While Microsoft Word seems not to recognize it as a word, unfriending is an increasingly common phenomenon according to new figures from the Pew Internet & American Life Project, which show a significant increase in unfriending and similar activities (deleting comments and removing tags from photos) over the last couple years.
Pew’s latest data, based on a survey conducted by Princeton Survey Research Associates International from April 26 to May 22, 2011, using a sample of 2,277 U.S. adults, found that 63% of social network users have deleted people from their “friends” lists, compared to 56% in 2009. Meanwhile 44% have deleted comments left on their profile by other people, compared to 36% in 2009, and 37% have removed their names from photos that had been tagged to identify them, up from 30% in 2009.

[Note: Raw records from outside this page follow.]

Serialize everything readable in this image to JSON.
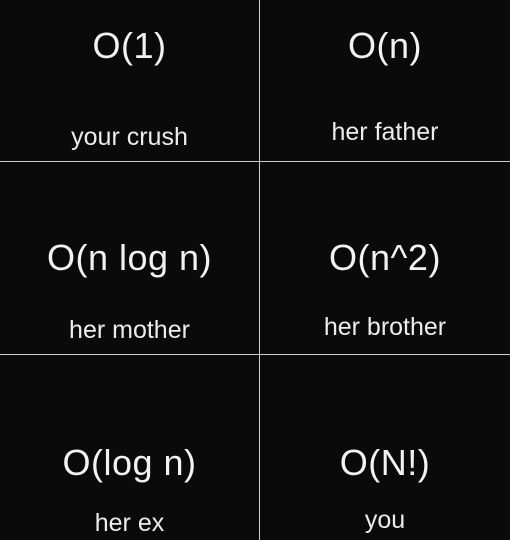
{
  "cells": [
    {
      "complexity": "O(1)",
      "label": "your crush"
    },
    {
      "complexity": "O(n)",
      "label": "her father"
    },
    {
      "complexity": "O(n log n)",
      "label": "her mother"
    },
    {
      "complexity": "O(n^2)",
      "label": "her brother"
    },
    {
      "complexity": "O(log n)",
      "label": "her ex"
    },
    {
      "complexity": "O(N!)",
      "label": "you"
    }
  ],
  "colors": {
    "background": "#0a0a0a",
    "text": "#f2f2f2",
    "grid_line": "#cfcfcf"
  }
}
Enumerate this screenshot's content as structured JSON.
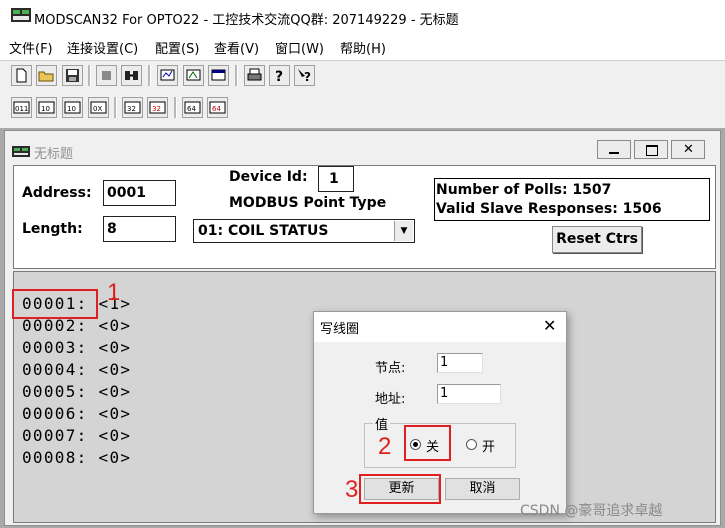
{
  "app": {
    "title": "MODSCAN32 For OPTO22 - 工控技术交流QQ群: 207149229 - 无标题"
  },
  "menu": [
    "文件(F)",
    "连接设置(C)",
    "配置(S)",
    "查看(V)",
    "窗口(W)",
    "帮助(H)"
  ],
  "toolbar1": [
    "new-file-icon",
    "open-folder-icon",
    "save-disk-icon",
    "stop-icon",
    "connect-icon",
    "poll-icon",
    "display-icon",
    "window-icon",
    "print-icon",
    "help-icon",
    "context-help-icon"
  ],
  "toolbar2": {
    "buttons": [
      "011",
      "10",
      "10",
      "0X",
      "32",
      "32",
      "64",
      "64"
    ],
    "icons": [
      "binary-icon",
      "decimal-icon",
      "integer-icon",
      "hex-icon",
      "float32-icon",
      "float32-swap-icon",
      "double64-icon",
      "double64-swap-icon"
    ]
  },
  "child": {
    "title": "无标题",
    "address_label": "Address:",
    "address_value": "0001",
    "length_label": "Length:",
    "length_value": "8",
    "device_id_label": "Device Id:",
    "device_id_value": "1",
    "point_type_label": "MODBUS Point Type",
    "point_type_value": "01: COIL STATUS",
    "polls_label": "Number of Polls: 1507",
    "valid_label": "Valid Slave Responses: 1506",
    "reset_button": "Reset Ctrs"
  },
  "rows": [
    "00001: <1>",
    "00002: <0>",
    "00003: <0>",
    "00004: <0>",
    "00005: <0>",
    "00006: <0>",
    "00007: <0>",
    "00008: <0>"
  ],
  "dialog": {
    "title": "写线圈",
    "node_label": "节点:",
    "node_value": "1",
    "address_label": "地址:",
    "address_value": "1",
    "group_label": "值",
    "off_label": "关",
    "on_label": "开",
    "selected": "关",
    "update_button": "更新",
    "cancel_button": "取消"
  },
  "annotations": [
    "1",
    "2",
    "3"
  ],
  "watermark": "CSDN @豪哥追求卓越",
  "colors": {
    "annotation": "#e02020",
    "data_bg": "#d4d4d4",
    "mdi_bg": "#a9a9a9"
  }
}
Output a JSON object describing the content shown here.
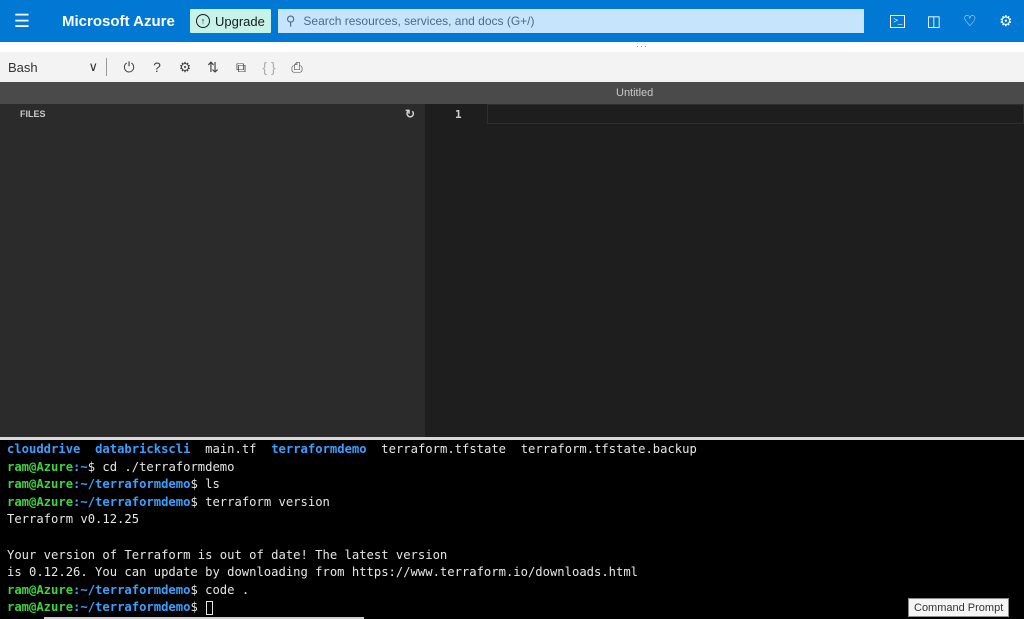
{
  "header": {
    "brand": "Microsoft Azure",
    "upgrade_label": "Upgrade",
    "search_placeholder": "Search resources, services, and docs (G+/)",
    "accent_color": "#0078d4"
  },
  "toolbar": {
    "shell": "Bash",
    "icons": [
      "power-icon",
      "help-icon",
      "settings-icon",
      "upload-download-icon",
      "open-new-session-icon",
      "braces-icon",
      "open-editor-icon"
    ]
  },
  "editor": {
    "tab_title": "Untitled",
    "files_title": "FILES",
    "line_number": "1"
  },
  "terminal": {
    "ls_output": {
      "dir1": "clouddrive",
      "dir2": "databrickscli",
      "file1": "main.tf",
      "dir3": "terraformdemo",
      "file2": "terraform.tfstate",
      "file3": "terraform.tfstate.backup"
    },
    "prompt_user": "ram@Azure",
    "path_home": ":~",
    "path_demo": ":~/terraformdemo",
    "cmd1": "$ cd ./terraformdemo",
    "cmd2": "$ ls",
    "cmd3": "$ terraform version",
    "out1": "Terraform v0.12.25",
    "out2": "Your version of Terraform is out of date! The latest version",
    "out3": "is 0.12.26. You can update by downloading from https://www.terraform.io/downloads.html",
    "cmd4": "$ code .",
    "cmd5": "$ "
  },
  "tooltip": "Command Prompt"
}
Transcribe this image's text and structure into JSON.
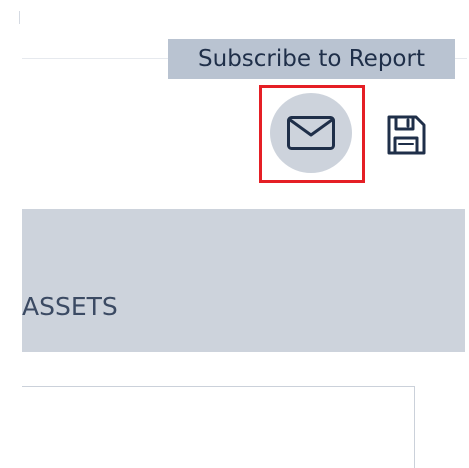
{
  "tooltip": {
    "text": "Subscribe to Report"
  },
  "toolbar": {
    "subscribe_icon": "mail-icon",
    "save_icon": "save-icon"
  },
  "section": {
    "label": "ASSETS"
  },
  "colors": {
    "tooltip_background": "#b9c3d1",
    "tooltip_text": "#1f2f49",
    "highlight": "#e51f25",
    "icon_stroke": "#1f2f49",
    "band_background": "#cdd3dc"
  }
}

Women are more likely to have deleted someone from their friends list, at 67%, compared to 58% of men. The same percentage of women say they use the highest security settings for their social network profiles, compared to just 48% of men. 23% of men and 16% of women say they have restricted their privacy settings so friends of friends can see their profiles, while 26% of men and 14% of women say their profiles are visible to the public.
There’s good reason to be security conscious, beginning with our own tendency to do stupid things online: 11% of respondents in the latest Pew survey said they have posted content they later regretted. Perhaps unsurprisingly, men are considerably more likely to regret posting something online, at 15%, compared to just 8% for women. Way to use your commonsense, ladies! And for the gentlemen, some helpful tips: if it involves nudity, swear words, epithets, illegal drugs or beer bongs, you probably shouldn’t post it online.